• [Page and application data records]
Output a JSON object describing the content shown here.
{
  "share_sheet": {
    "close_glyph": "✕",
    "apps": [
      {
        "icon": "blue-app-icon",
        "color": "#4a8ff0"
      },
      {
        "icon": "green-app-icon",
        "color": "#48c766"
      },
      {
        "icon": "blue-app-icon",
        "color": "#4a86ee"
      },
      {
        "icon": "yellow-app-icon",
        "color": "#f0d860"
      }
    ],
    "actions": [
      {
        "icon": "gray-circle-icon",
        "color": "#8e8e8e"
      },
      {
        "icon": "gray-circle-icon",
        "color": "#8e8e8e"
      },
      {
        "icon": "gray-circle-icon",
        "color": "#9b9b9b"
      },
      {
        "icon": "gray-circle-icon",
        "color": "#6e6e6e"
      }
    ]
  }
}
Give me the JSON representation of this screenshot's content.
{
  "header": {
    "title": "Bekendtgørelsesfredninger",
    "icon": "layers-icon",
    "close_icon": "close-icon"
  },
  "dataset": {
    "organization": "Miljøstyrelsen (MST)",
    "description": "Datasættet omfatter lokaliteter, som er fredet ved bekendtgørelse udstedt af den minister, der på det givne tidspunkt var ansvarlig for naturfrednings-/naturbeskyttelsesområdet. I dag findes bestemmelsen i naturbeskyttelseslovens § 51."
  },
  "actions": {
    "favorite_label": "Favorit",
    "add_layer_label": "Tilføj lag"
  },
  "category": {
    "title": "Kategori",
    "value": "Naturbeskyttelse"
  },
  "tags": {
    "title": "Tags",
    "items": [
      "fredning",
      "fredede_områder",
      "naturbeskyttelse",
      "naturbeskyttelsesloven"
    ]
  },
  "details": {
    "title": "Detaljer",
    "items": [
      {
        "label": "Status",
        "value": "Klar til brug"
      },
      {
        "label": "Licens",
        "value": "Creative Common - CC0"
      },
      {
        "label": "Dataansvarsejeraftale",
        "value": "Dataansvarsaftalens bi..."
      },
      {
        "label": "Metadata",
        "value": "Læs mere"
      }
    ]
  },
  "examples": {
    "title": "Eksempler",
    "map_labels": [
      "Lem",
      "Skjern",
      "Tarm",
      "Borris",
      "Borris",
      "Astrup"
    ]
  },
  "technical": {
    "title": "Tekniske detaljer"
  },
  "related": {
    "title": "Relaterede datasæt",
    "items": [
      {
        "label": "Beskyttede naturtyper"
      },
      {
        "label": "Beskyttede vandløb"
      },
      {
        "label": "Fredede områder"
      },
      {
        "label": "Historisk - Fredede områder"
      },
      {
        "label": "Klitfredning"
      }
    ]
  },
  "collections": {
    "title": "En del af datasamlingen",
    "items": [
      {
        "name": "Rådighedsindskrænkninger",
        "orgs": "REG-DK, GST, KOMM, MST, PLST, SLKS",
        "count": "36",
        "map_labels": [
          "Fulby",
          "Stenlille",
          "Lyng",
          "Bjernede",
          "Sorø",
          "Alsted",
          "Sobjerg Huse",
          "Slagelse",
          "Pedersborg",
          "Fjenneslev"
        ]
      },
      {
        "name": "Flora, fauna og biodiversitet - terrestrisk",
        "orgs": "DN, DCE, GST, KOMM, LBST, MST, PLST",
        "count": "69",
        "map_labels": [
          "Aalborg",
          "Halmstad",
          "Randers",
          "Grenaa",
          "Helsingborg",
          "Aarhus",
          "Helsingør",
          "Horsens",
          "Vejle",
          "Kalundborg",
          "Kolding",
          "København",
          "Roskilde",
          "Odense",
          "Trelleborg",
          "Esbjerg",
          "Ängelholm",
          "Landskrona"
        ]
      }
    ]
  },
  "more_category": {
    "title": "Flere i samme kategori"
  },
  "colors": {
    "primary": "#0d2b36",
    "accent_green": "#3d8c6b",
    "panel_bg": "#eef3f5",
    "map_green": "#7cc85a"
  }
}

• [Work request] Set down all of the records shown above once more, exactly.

• [Answer to the problem]
Output a JSON object describing the content shown here.
{
  "share_sheet": {
    "close_glyph": "✕",
    "apps": [
      {
        "icon": "blue-app-icon",
        "color": "#4a8ff0"
      },
      {
        "icon": "green-app-icon",
        "color": "#48c766"
      },
      {
        "icon": "blue-app-icon",
        "color": "#4a86ee"
      },
      {
        "icon": "yellow-app-icon",
        "color": "#f0d860"
      }
    ],
    "actions": [
      {
        "icon": "gray-circle-icon",
        "color": "#8e8e8e"
      },
      {
        "icon": "gray-circle-icon",
        "color": "#8e8e8e"
      },
      {
        "icon": "gray-circle-icon",
        "color": "#9b9b9b"
      },
      {
        "icon": "gray-circle-icon",
        "color": "#6e6e6e"
      }
    ]
  }
}
Give me the JSON representation of this screenshot's content.
{
  "header": {
    "title": "Bekendtgørelsesfredninger",
    "icon": "layers-icon",
    "close_icon": "close-icon"
  },
  "dataset": {
    "organization": "Miljøstyrelsen (MST)",
    "description": "Datasættet omfatter lokaliteter, som er fredet ved bekendtgørelse udstedt af den minister, der på det givne tidspunkt var ansvarlig for naturfrednings-/naturbeskyttelsesområdet. I dag findes bestemmelsen i naturbeskyttelseslovens § 51."
  },
  "actions": {
    "favorite_label": "Favorit",
    "add_layer_label": "Tilføj lag"
  },
  "category": {
    "title": "Kategori",
    "value": "Naturbeskyttelse"
  },
  "tags": {
    "title": "Tags",
    "items": [
      "fredning",
      "fredede_områder",
      "naturbeskyttelse",
      "naturbeskyttelsesloven"
    ]
  },
  "details": {
    "title": "Detaljer",
    "items": [
      {
        "label": "Status",
        "value": "Klar til brug"
      },
      {
        "label": "Licens",
        "value": "Creative Common - CC0"
      },
      {
        "label": "Dataansvarsejeraftale",
        "value": "Dataansvarsaftalens bi..."
      },
      {
        "label": "Metadata",
        "value": "Læs mere"
      }
    ]
  },
  "examples": {
    "title": "Eksempler",
    "map_labels": [
      "Lem",
      "Skjern",
      "Tarm",
      "Borris",
      "Borris",
      "Astrup"
    ]
  },
  "technical": {
    "title": "Tekniske detaljer"
  },
  "related": {
    "title": "Relaterede datasæt",
    "items": [
      {
        "label": "Beskyttede naturtyper"
      },
      {
        "label": "Beskyttede vandløb"
      },
      {
        "label": "Fredede områder"
      },
      {
        "label": "Historisk - Fredede områder"
      },
      {
        "label": "Klitfredning"
      }
    ]
  },
  "collections": {
    "title": "En del af datasamlingen",
    "items": [
      {
        "name": "Rådighedsindskrænkninger",
        "orgs": "REG-DK, GST, KOMM, MST, PLST, SLKS",
        "count": "36",
        "map_labels": [
          "Fulby",
          "Stenlille",
          "Lyng",
          "Bjernede",
          "Sorø",
          "Alsted",
          "Sobjerg Huse",
          "Slagelse",
          "Pedersborg",
          "Fjenneslev"
        ]
      },
      {
        "name": "Flora, fauna og biodiversitet - terrestrisk",
        "orgs": "DN, DCE, GST, KOMM, LBST, MST, PLST",
        "count": "69",
        "map_labels": [
          "Aalborg",
          "Halmstad",
          "Randers",
          "Grenaa",
          "Helsingborg",
          "Aarhus",
          "Helsingør",
          "Horsens",
          "Vejle",
          "Kalundborg",
          "Kolding",
          "København",
          "Roskilde",
          "Odense",
          "Trelleborg",
          "Esbjerg",
          "Ängelholm",
          "Landskrona"
        ]
      }
    ]
  },
  "more_category": {
    "title": "Flere i samme kategori"
  },
  "colors": {
    "primary": "#0d2b36",
    "accent_green": "#3d8c6b",
    "panel_bg": "#eef3f5",
    "map_green": "#7cc85a"
  }
}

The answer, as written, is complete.